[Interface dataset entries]
=== Section Start ===

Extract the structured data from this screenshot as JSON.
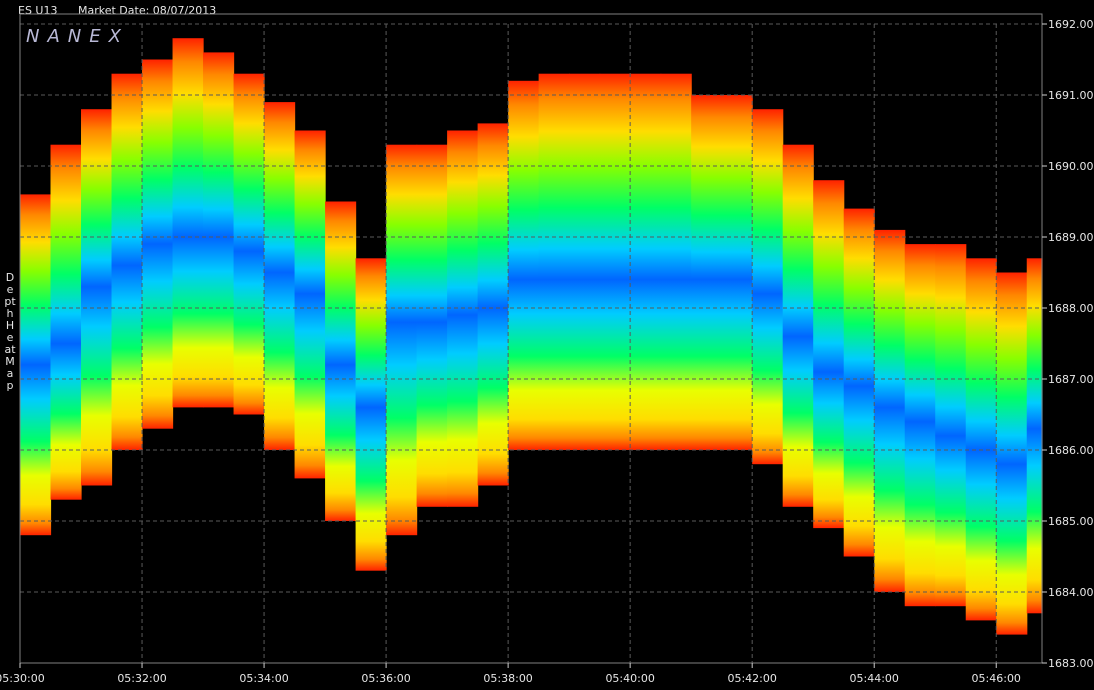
{
  "header": {
    "symbol": "ES U13",
    "market_date": "Market Date: 08/07/2013"
  },
  "watermark": "NANEX",
  "side_label": "Depth Heat Map",
  "colors": {
    "background": "#000000",
    "grid": "#5a5a5a",
    "axis": "#cfcfcf",
    "scale": [
      "#1f3cff",
      "#0066ff",
      "#00ccff",
      "#00ff66",
      "#88ff00",
      "#e8ff00",
      "#ffdd00",
      "#ff8800",
      "#ff2200"
    ]
  },
  "chart_data": {
    "type": "heatmap",
    "title": "",
    "xlabel": "",
    "ylabel": "",
    "x_ticks": [
      "05:30:00",
      "05:32:00",
      "05:34:00",
      "05:36:00",
      "05:38:00",
      "05:40:00",
      "05:42:00",
      "05:44:00",
      "05:46:00"
    ],
    "x_range": [
      "05:30:00",
      "05:46:45"
    ],
    "y_ticks": [
      "1692.00",
      "1691.00",
      "1690.00",
      "1689.00",
      "1688.00",
      "1687.00",
      "1686.00",
      "1685.00",
      "1684.00",
      "1683.00"
    ],
    "y_range": [
      1683.0,
      1692.0
    ],
    "grid": true,
    "y_axis_side": "right",
    "depth_bands": [
      {
        "time": "05:30:00",
        "low": 1684.8,
        "high": 1689.6,
        "peak": 1687.2
      },
      {
        "time": "05:30:30",
        "low": 1685.3,
        "high": 1690.3,
        "peak": 1687.5
      },
      {
        "time": "05:31:00",
        "low": 1685.5,
        "high": 1690.8,
        "peak": 1688.3
      },
      {
        "time": "05:31:30",
        "low": 1686.0,
        "high": 1691.3,
        "peak": 1688.6
      },
      {
        "time": "05:32:00",
        "low": 1686.3,
        "high": 1691.5,
        "peak": 1688.9
      },
      {
        "time": "05:32:30",
        "low": 1686.6,
        "high": 1691.8,
        "peak": 1689.0
      },
      {
        "time": "05:33:00",
        "low": 1686.6,
        "high": 1691.6,
        "peak": 1689.0
      },
      {
        "time": "05:33:30",
        "low": 1686.5,
        "high": 1691.3,
        "peak": 1688.8
      },
      {
        "time": "05:34:00",
        "low": 1686.0,
        "high": 1690.9,
        "peak": 1688.5
      },
      {
        "time": "05:34:30",
        "low": 1685.6,
        "high": 1690.5,
        "peak": 1688.2
      },
      {
        "time": "05:35:00",
        "low": 1685.0,
        "high": 1689.5,
        "peak": 1687.2
      },
      {
        "time": "05:35:30",
        "low": 1684.3,
        "high": 1688.7,
        "peak": 1686.6
      },
      {
        "time": "05:36:00",
        "low": 1684.8,
        "high": 1690.3,
        "peak": 1687.8
      },
      {
        "time": "05:36:30",
        "low": 1685.2,
        "high": 1690.3,
        "peak": 1687.8
      },
      {
        "time": "05:37:00",
        "low": 1685.2,
        "high": 1690.5,
        "peak": 1687.9
      },
      {
        "time": "05:37:30",
        "low": 1685.5,
        "high": 1690.6,
        "peak": 1688.0
      },
      {
        "time": "05:38:00",
        "low": 1686.0,
        "high": 1691.2,
        "peak": 1688.4
      },
      {
        "time": "05:38:30",
        "low": 1686.0,
        "high": 1691.3,
        "peak": 1688.4
      },
      {
        "time": "05:39:00",
        "low": 1686.0,
        "high": 1691.3,
        "peak": 1688.4
      },
      {
        "time": "05:39:30",
        "low": 1686.0,
        "high": 1691.3,
        "peak": 1688.4
      },
      {
        "time": "05:40:00",
        "low": 1686.0,
        "high": 1691.3,
        "peak": 1688.4
      },
      {
        "time": "05:40:30",
        "low": 1686.0,
        "high": 1691.3,
        "peak": 1688.4
      },
      {
        "time": "05:41:00",
        "low": 1686.0,
        "high": 1691.0,
        "peak": 1688.4
      },
      {
        "time": "05:41:30",
        "low": 1686.0,
        "high": 1691.0,
        "peak": 1688.4
      },
      {
        "time": "05:42:00",
        "low": 1685.8,
        "high": 1690.8,
        "peak": 1688.2
      },
      {
        "time": "05:42:30",
        "low": 1685.2,
        "high": 1690.3,
        "peak": 1687.6
      },
      {
        "time": "05:43:00",
        "low": 1684.9,
        "high": 1689.8,
        "peak": 1687.1
      },
      {
        "time": "05:43:30",
        "low": 1684.5,
        "high": 1689.4,
        "peak": 1686.9
      },
      {
        "time": "05:44:00",
        "low": 1684.0,
        "high": 1689.1,
        "peak": 1686.6
      },
      {
        "time": "05:44:30",
        "low": 1683.8,
        "high": 1688.9,
        "peak": 1686.4
      },
      {
        "time": "05:45:00",
        "low": 1683.8,
        "high": 1688.9,
        "peak": 1686.2
      },
      {
        "time": "05:45:30",
        "low": 1683.6,
        "high": 1688.7,
        "peak": 1686.0
      },
      {
        "time": "05:46:00",
        "low": 1683.4,
        "high": 1688.5,
        "peak": 1685.8
      },
      {
        "time": "05:46:30",
        "low": 1683.7,
        "high": 1688.7,
        "peak": 1686.3
      }
    ]
  }
}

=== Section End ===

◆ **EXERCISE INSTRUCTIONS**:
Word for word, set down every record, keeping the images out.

◆ **EXPECTED OUTPUT**:
Extract the structured data from this screenshot as JSON.
{
  "header": {
    "symbol": "ES U13",
    "market_date": "Market Date: 08/07/2013"
  },
  "watermark": "NANEX",
  "side_label": "Depth Heat Map",
  "colors": {
    "background": "#000000",
    "grid": "#5a5a5a",
    "axis": "#cfcfcf",
    "scale": [
      "#1f3cff",
      "#0066ff",
      "#00ccff",
      "#00ff66",
      "#88ff00",
      "#e8ff00",
      "#ffdd00",
      "#ff8800",
      "#ff2200"
    ]
  },
  "chart_data": {
    "type": "heatmap",
    "title": "",
    "xlabel": "",
    "ylabel": "",
    "x_ticks": [
      "05:30:00",
      "05:32:00",
      "05:34:00",
      "05:36:00",
      "05:38:00",
      "05:40:00",
      "05:42:00",
      "05:44:00",
      "05:46:00"
    ],
    "x_range": [
      "05:30:00",
      "05:46:45"
    ],
    "y_ticks": [
      "1692.00",
      "1691.00",
      "1690.00",
      "1689.00",
      "1688.00",
      "1687.00",
      "1686.00",
      "1685.00",
      "1684.00",
      "1683.00"
    ],
    "y_range": [
      1683.0,
      1692.0
    ],
    "grid": true,
    "y_axis_side": "right",
    "depth_bands": [
      {
        "time": "05:30:00",
        "low": 1684.8,
        "high": 1689.6,
        "peak": 1687.2
      },
      {
        "time": "05:30:30",
        "low": 1685.3,
        "high": 1690.3,
        "peak": 1687.5
      },
      {
        "time": "05:31:00",
        "low": 1685.5,
        "high": 1690.8,
        "peak": 1688.3
      },
      {
        "time": "05:31:30",
        "low": 1686.0,
        "high": 1691.3,
        "peak": 1688.6
      },
      {
        "time": "05:32:00",
        "low": 1686.3,
        "high": 1691.5,
        "peak": 1688.9
      },
      {
        "time": "05:32:30",
        "low": 1686.6,
        "high": 1691.8,
        "peak": 1689.0
      },
      {
        "time": "05:33:00",
        "low": 1686.6,
        "high": 1691.6,
        "peak": 1689.0
      },
      {
        "time": "05:33:30",
        "low": 1686.5,
        "high": 1691.3,
        "peak": 1688.8
      },
      {
        "time": "05:34:00",
        "low": 1686.0,
        "high": 1690.9,
        "peak": 1688.5
      },
      {
        "time": "05:34:30",
        "low": 1685.6,
        "high": 1690.5,
        "peak": 1688.2
      },
      {
        "time": "05:35:00",
        "low": 1685.0,
        "high": 1689.5,
        "peak": 1687.2
      },
      {
        "time": "05:35:30",
        "low": 1684.3,
        "high": 1688.7,
        "peak": 1686.6
      },
      {
        "time": "05:36:00",
        "low": 1684.8,
        "high": 1690.3,
        "peak": 1687.8
      },
      {
        "time": "05:36:30",
        "low": 1685.2,
        "high": 1690.3,
        "peak": 1687.8
      },
      {
        "time": "05:37:00",
        "low": 1685.2,
        "high": 1690.5,
        "peak": 1687.9
      },
      {
        "time": "05:37:30",
        "low": 1685.5,
        "high": 1690.6,
        "peak": 1688.0
      },
      {
        "time": "05:38:00",
        "low": 1686.0,
        "high": 1691.2,
        "peak": 1688.4
      },
      {
        "time": "05:38:30",
        "low": 1686.0,
        "high": 1691.3,
        "peak": 1688.4
      },
      {
        "time": "05:39:00",
        "low": 1686.0,
        "high": 1691.3,
        "peak": 1688.4
      },
      {
        "time": "05:39:30",
        "low": 1686.0,
        "high": 1691.3,
        "peak": 1688.4
      },
      {
        "time": "05:40:00",
        "low": 1686.0,
        "high": 1691.3,
        "peak": 1688.4
      },
      {
        "time": "05:40:30",
        "low": 1686.0,
        "high": 1691.3,
        "peak": 1688.4
      },
      {
        "time": "05:41:00",
        "low": 1686.0,
        "high": 1691.0,
        "peak": 1688.4
      },
      {
        "time": "05:41:30",
        "low": 1686.0,
        "high": 1691.0,
        "peak": 1688.4
      },
      {
        "time": "05:42:00",
        "low": 1685.8,
        "high": 1690.8,
        "peak": 1688.2
      },
      {
        "time": "05:42:30",
        "low": 1685.2,
        "high": 1690.3,
        "peak": 1687.6
      },
      {
        "time": "05:43:00",
        "low": 1684.9,
        "high": 1689.8,
        "peak": 1687.1
      },
      {
        "time": "05:43:30",
        "low": 1684.5,
        "high": 1689.4,
        "peak": 1686.9
      },
      {
        "time": "05:44:00",
        "low": 1684.0,
        "high": 1689.1,
        "peak": 1686.6
      },
      {
        "time": "05:44:30",
        "low": 1683.8,
        "high": 1688.9,
        "peak": 1686.4
      },
      {
        "time": "05:45:00",
        "low": 1683.8,
        "high": 1688.9,
        "peak": 1686.2
      },
      {
        "time": "05:45:30",
        "low": 1683.6,
        "high": 1688.7,
        "peak": 1686.0
      },
      {
        "time": "05:46:00",
        "low": 1683.4,
        "high": 1688.5,
        "peak": 1685.8
      },
      {
        "time": "05:46:30",
        "low": 1683.7,
        "high": 1688.7,
        "peak": 1686.3
      }
    ]
  }
}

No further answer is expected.